## WORK INSTRUCTION
Output the lines of the entries below beginning at the one with "Parse this screenshot: output" and ending with the last, exactly as written and without pictures.

## EXTRACTED RECORDS
---

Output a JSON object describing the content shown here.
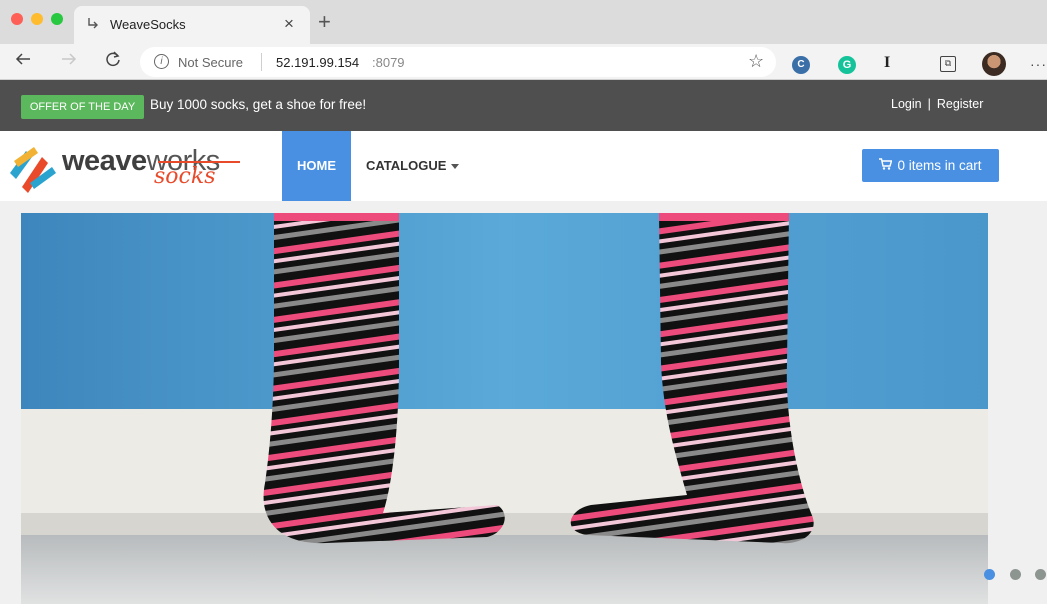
{
  "browser": {
    "tab_title": "WeaveSocks",
    "tab_close": "×",
    "new_tab": "+",
    "security_label": "Not Secure",
    "url_host": "52.191.99.154",
    "url_port": ":8079",
    "extensions": [
      "C",
      "G",
      "I",
      "⧉"
    ]
  },
  "offer": {
    "badge": "OFFER OF THE DAY",
    "text": "Buy 1000 socks, get a shoe for free!"
  },
  "auth": {
    "login": "Login",
    "separator": "|",
    "register": "Register"
  },
  "logo": {
    "word_weave": "weave",
    "word_works": "works",
    "word_socks": "socks"
  },
  "nav": {
    "home": "HOME",
    "catalogue": "CATALOGUE"
  },
  "cart": {
    "label": "0 items in cart"
  },
  "carousel": {
    "slide_count": 3,
    "active_index": 0
  },
  "colors": {
    "offer_bar": "#4f4f4f",
    "offer_badge": "#5cb85c",
    "accent": "#4a90e2",
    "logo_red": "#e94a2a",
    "sock_pink": "#ec4b7c"
  }
}
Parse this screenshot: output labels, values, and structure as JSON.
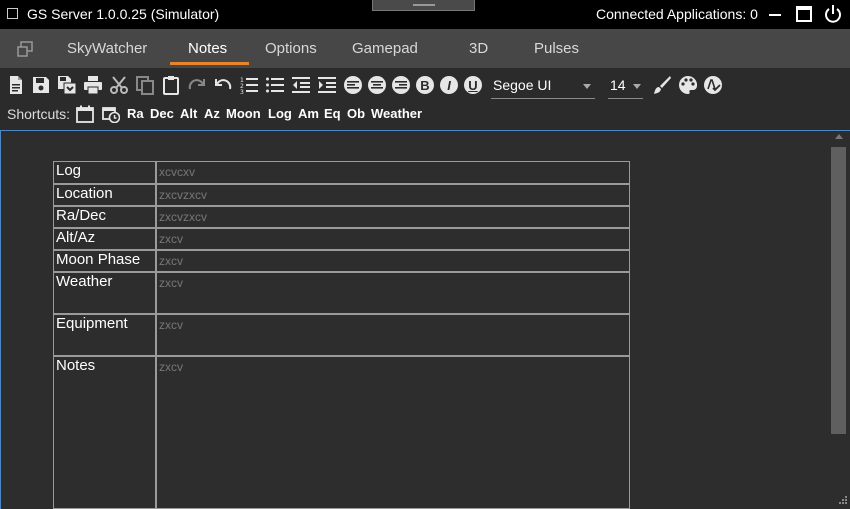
{
  "window": {
    "title": "GS Server 1.0.0.25 (Simulator)",
    "connected_label": "Connected Applications: 0",
    "icons": [
      "checkbox",
      "minimize-icon",
      "maximize-icon",
      "power-icon"
    ]
  },
  "tabs": [
    {
      "label": "SkyWatcher"
    },
    {
      "label": "Notes",
      "active": true
    },
    {
      "label": "Options"
    },
    {
      "label": "Gamepad"
    },
    {
      "label": "3D"
    },
    {
      "label": "Pulses"
    }
  ],
  "toolbar": {
    "font": "Segoe UI",
    "size": "14",
    "buttons": [
      "new-document",
      "save",
      "save-as",
      "print",
      "cut",
      "copy",
      "paste",
      "redo",
      "undo",
      "numbered-list",
      "bullet-list",
      "decrease-indent",
      "increase-indent",
      "align-left",
      "align-center",
      "align-right",
      "bold",
      "italic",
      "underline",
      "brush",
      "palette",
      "spell-check"
    ],
    "bold_glyph": "B",
    "italic_glyph": "I",
    "underline_glyph": "U"
  },
  "shortcuts": {
    "label": "Shortcuts:",
    "items": [
      "Ra",
      "Dec",
      "Alt",
      "Az",
      "Moon",
      "Log",
      "Am",
      "Eq",
      "Ob",
      "Weather"
    ]
  },
  "notes_table": [
    {
      "label": "Log",
      "value": "xcvcxv"
    },
    {
      "label": "Location",
      "value": "zxcvzxcv"
    },
    {
      "label": "Ra/Dec",
      "value": "zxcvzxcv"
    },
    {
      "label": "Alt/Az",
      "value": "zxcv"
    },
    {
      "label": "Moon Phase",
      "value": "zxcv"
    },
    {
      "label": "Weather",
      "value": "zxcv"
    },
    {
      "label": "Equipment",
      "value": "zxcv"
    },
    {
      "label": "Notes",
      "value": "zxcv"
    }
  ],
  "colors": {
    "tab_active_underline": "#e8852c",
    "doc_focus_border": "#4f86c6"
  }
}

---

## EXPECTED OUTPUT
Parse this screenshot: output labels, values, and structure as JSON.
{
  "window": {
    "title": "GS Server 1.0.0.25 (Simulator)",
    "connected_label": "Connected Applications: 0",
    "icons": [
      "checkbox",
      "minimize-icon",
      "maximize-icon",
      "power-icon"
    ]
  },
  "tabs": [
    {
      "label": "SkyWatcher"
    },
    {
      "label": "Notes",
      "active": true
    },
    {
      "label": "Options"
    },
    {
      "label": "Gamepad"
    },
    {
      "label": "3D"
    },
    {
      "label": "Pulses"
    }
  ],
  "toolbar": {
    "font": "Segoe UI",
    "size": "14",
    "buttons": [
      "new-document",
      "save",
      "save-as",
      "print",
      "cut",
      "copy",
      "paste",
      "redo",
      "undo",
      "numbered-list",
      "bullet-list",
      "decrease-indent",
      "increase-indent",
      "align-left",
      "align-center",
      "align-right",
      "bold",
      "italic",
      "underline",
      "brush",
      "palette",
      "spell-check"
    ],
    "bold_glyph": "B",
    "italic_glyph": "I",
    "underline_glyph": "U"
  },
  "shortcuts": {
    "label": "Shortcuts:",
    "items": [
      "Ra",
      "Dec",
      "Alt",
      "Az",
      "Moon",
      "Log",
      "Am",
      "Eq",
      "Ob",
      "Weather"
    ]
  },
  "notes_table": [
    {
      "label": "Log",
      "value": "xcvcxv"
    },
    {
      "label": "Location",
      "value": "zxcvzxcv"
    },
    {
      "label": "Ra/Dec",
      "value": "zxcvzxcv"
    },
    {
      "label": "Alt/Az",
      "value": "zxcv"
    },
    {
      "label": "Moon Phase",
      "value": "zxcv"
    },
    {
      "label": "Weather",
      "value": "zxcv"
    },
    {
      "label": "Equipment",
      "value": "zxcv"
    },
    {
      "label": "Notes",
      "value": "zxcv"
    }
  ],
  "colors": {
    "tab_active_underline": "#e8852c",
    "doc_focus_border": "#4f86c6"
  }
}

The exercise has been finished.